New York, New York
February 22, 2012
by Mary Cargill
copyright © 2012 by Mary Cargill
Ib Andersen, the elegant, understated, and irreplaceable New York City dancer (and for those of us with a long memory, Bournonville stylist extraordinaire) returned to New York as the director of the 35 member Ballet Arizona. Not surprisingly, these dancers embody some of his best traits; elegant, open upper bodies, modesty, precision, musicality, and the strength to make everything look easy. The dancers, from a wide variety of countries and schools, all move in a coherent and vivid style; this is a true company, and not a collection of dancers.
So, thought their New York debut was called "Play", it was obviously the result of a great deal of work. "Play", a two act, plotless work by Ib Andersen, used five composers and most of the company. The sections were distinct, so this gave the feeling of a collection of shorter works. Andersen has obviously been influenced by other choreographers, notably Balanchine. His choreography tends to be structured, and full of steps, though he does not have an overly fussy approach, and uses stillness well. And he avoids the current style of overdoing the partnering. Pretzels, fortunately, seem to be out of favor in Arizona.
The opening piece was visually stunning, with a black background and scrim studded with little lights, obviously inspired by the music, Mozart's "Twinkle, Twinkle, Little Star". (Well, that's not really it official name, but it should be.) A group of ten dancers wove in an out, dancing various solos, showing off their impeccable placement, quick little jumps, and soft landings. These men don't clump. There was a slight air of the classroom in most of the variations, and though the dancers' techniques sparkled, the audience, at least on this first meeting, didn't really get a sense of them as performers, and I would have liked a tinge of drama or personality--a bit of that inimitable storyteller Bournonville to go along with Balanchine would have been welcome.

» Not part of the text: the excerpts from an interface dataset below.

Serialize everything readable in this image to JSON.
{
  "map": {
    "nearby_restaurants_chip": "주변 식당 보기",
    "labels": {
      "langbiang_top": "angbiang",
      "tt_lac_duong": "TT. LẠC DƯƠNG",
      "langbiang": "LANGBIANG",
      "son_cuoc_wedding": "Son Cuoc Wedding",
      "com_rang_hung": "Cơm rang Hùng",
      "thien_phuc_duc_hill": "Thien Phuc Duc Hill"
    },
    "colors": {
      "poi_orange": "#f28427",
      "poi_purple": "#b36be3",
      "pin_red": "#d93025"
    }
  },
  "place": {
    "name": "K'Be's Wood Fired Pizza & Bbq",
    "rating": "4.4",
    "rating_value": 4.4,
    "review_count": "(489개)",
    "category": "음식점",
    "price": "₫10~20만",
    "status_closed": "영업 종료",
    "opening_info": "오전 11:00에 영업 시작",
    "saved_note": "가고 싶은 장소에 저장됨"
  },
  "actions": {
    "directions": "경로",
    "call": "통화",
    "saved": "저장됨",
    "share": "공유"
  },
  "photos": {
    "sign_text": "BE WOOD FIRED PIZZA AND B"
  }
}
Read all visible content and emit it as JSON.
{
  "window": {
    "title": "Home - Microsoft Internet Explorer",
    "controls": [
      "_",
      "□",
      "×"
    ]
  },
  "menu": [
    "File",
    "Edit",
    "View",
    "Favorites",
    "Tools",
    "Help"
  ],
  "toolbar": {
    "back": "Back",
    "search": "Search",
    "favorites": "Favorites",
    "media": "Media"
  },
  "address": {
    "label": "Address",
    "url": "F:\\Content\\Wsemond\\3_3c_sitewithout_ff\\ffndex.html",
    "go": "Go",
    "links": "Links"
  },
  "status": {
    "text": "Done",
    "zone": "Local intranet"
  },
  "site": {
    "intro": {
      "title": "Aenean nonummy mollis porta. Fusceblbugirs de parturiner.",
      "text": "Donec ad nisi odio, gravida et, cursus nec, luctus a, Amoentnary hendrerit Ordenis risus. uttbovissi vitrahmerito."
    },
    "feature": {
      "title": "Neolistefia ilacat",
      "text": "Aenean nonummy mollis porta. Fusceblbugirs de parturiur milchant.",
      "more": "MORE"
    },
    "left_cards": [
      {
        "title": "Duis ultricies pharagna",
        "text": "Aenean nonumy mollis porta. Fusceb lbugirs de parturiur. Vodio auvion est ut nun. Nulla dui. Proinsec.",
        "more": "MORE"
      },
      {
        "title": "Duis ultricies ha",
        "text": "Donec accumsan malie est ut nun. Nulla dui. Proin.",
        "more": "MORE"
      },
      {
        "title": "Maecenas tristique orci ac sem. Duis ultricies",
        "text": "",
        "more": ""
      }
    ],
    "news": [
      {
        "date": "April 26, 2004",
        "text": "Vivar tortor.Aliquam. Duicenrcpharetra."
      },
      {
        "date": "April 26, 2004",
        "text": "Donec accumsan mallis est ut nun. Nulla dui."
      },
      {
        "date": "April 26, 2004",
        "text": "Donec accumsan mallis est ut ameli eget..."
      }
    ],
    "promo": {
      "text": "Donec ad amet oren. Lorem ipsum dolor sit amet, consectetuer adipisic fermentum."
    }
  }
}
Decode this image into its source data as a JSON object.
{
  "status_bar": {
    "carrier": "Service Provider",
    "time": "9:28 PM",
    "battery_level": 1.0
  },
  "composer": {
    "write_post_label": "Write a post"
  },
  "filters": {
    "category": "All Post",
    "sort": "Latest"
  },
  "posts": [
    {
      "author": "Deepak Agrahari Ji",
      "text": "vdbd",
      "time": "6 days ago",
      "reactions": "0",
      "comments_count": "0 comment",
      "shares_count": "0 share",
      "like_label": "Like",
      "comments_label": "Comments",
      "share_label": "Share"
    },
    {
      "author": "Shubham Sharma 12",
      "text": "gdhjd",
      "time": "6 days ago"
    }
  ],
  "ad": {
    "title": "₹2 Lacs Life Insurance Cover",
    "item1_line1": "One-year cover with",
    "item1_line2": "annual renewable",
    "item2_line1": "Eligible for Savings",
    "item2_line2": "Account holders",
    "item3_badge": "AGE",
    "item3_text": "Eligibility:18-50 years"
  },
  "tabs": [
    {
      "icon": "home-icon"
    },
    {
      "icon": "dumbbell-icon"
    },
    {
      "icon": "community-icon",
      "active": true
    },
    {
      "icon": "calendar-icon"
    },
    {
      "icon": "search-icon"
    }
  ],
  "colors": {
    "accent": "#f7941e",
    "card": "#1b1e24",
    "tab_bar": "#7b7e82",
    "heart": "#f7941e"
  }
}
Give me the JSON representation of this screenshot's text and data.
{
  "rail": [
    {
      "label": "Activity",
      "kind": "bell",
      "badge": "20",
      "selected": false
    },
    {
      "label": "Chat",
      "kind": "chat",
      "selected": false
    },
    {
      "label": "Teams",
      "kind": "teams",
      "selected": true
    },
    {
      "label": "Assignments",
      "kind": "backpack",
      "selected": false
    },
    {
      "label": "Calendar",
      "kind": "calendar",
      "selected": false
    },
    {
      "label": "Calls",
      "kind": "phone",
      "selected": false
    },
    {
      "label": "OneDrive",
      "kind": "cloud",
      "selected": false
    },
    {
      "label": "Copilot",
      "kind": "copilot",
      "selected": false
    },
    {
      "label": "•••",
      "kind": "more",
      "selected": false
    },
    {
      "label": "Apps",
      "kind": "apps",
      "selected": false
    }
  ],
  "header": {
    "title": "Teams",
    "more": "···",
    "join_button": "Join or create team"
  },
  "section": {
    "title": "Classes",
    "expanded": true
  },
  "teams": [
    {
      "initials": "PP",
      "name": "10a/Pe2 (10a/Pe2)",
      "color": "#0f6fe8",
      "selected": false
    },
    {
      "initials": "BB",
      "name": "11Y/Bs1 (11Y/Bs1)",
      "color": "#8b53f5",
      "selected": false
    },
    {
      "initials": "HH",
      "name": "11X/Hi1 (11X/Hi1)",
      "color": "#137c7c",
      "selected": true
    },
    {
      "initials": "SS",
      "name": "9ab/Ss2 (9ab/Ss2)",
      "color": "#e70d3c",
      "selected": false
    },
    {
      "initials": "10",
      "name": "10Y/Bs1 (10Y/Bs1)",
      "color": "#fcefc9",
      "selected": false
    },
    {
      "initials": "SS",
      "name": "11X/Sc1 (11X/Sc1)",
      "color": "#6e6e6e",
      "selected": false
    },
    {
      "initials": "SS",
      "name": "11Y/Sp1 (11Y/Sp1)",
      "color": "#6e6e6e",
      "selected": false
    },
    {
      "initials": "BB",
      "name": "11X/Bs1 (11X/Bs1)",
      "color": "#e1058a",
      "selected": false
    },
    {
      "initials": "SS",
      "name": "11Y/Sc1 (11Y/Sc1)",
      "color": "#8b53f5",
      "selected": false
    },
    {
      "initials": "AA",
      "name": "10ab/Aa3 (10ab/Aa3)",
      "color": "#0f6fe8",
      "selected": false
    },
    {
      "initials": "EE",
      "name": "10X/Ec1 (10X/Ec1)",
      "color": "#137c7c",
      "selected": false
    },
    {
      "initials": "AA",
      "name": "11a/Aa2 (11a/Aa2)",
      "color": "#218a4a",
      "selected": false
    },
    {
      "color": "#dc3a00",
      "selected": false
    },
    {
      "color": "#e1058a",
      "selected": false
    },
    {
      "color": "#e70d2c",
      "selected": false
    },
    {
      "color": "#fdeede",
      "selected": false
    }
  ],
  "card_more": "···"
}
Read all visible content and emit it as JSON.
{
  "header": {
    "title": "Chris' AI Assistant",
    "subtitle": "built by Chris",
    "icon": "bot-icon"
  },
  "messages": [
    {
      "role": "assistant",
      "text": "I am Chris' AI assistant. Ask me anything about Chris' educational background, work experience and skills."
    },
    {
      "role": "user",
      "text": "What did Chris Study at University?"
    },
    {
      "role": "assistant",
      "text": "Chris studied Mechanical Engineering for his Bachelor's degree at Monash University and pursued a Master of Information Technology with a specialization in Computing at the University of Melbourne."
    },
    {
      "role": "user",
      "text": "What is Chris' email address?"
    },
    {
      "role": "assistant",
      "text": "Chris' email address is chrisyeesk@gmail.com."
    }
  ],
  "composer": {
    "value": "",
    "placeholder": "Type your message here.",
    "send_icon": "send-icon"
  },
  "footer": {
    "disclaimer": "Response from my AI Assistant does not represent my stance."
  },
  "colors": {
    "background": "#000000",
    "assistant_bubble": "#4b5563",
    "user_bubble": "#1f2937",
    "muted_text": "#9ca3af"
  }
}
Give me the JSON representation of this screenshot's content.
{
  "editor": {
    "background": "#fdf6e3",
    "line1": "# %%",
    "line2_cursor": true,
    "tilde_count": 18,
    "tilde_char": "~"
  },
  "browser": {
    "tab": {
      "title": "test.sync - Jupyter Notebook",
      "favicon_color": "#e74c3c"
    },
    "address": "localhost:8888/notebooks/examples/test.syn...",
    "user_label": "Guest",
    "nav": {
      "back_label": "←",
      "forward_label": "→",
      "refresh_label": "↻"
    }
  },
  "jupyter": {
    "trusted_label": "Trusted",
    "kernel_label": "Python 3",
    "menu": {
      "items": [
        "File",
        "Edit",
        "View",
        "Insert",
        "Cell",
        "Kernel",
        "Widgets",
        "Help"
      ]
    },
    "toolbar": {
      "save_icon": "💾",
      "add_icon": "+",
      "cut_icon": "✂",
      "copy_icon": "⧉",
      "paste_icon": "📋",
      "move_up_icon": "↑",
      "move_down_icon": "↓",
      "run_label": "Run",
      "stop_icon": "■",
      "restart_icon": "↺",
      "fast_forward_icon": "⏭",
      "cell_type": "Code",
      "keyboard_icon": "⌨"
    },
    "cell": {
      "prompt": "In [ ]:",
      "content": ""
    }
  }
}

The final section of the first act, dance to Festina Lente by Arvo Part, did focus on characters, as Natalia Magnicaballi and Astrit Zejnati, both dressed in purple scanties (all the costumes were by Andersen). Though the dancers spent a lot of time on the ground, rolling around, there was a gentle innocence to the piece, a feeling of serenity, contentment, and total trust that was quietly moving.
There was a lot of moving in the second act, two sections set to Stravinsky. The longer was an exploration of the Pulcinella Suite, with its rousing rhythms. This owed much to Balanchine's "Rubies" (Andersen was unforgettable in that section); with the perky orange costumes, the work could have been called "Topaz". But Balanchine's lessons were honored, and the piece had a concise and vivid structure. The ever-changing groupings showed a confident use of the stage and the delicate steps and elegant use of the upper body showed a welcome confidence in the classical vocabulary. The well-trained, engaging company is a fine testament to Andersen's leadership and he should have taken a bow--the audience would have loved to thank him for past and, one hopes, future appearances.
Photos by Kyle Froman
Middle: Natalia Magnicaballi and Astrit Zejnati in "Play"
Bottom: Michal Wozniak, Tzu-Chia Huang, Roman Zavarov, Michelle Mahowald in "Play"
copyright © 2011 by Mary Cargill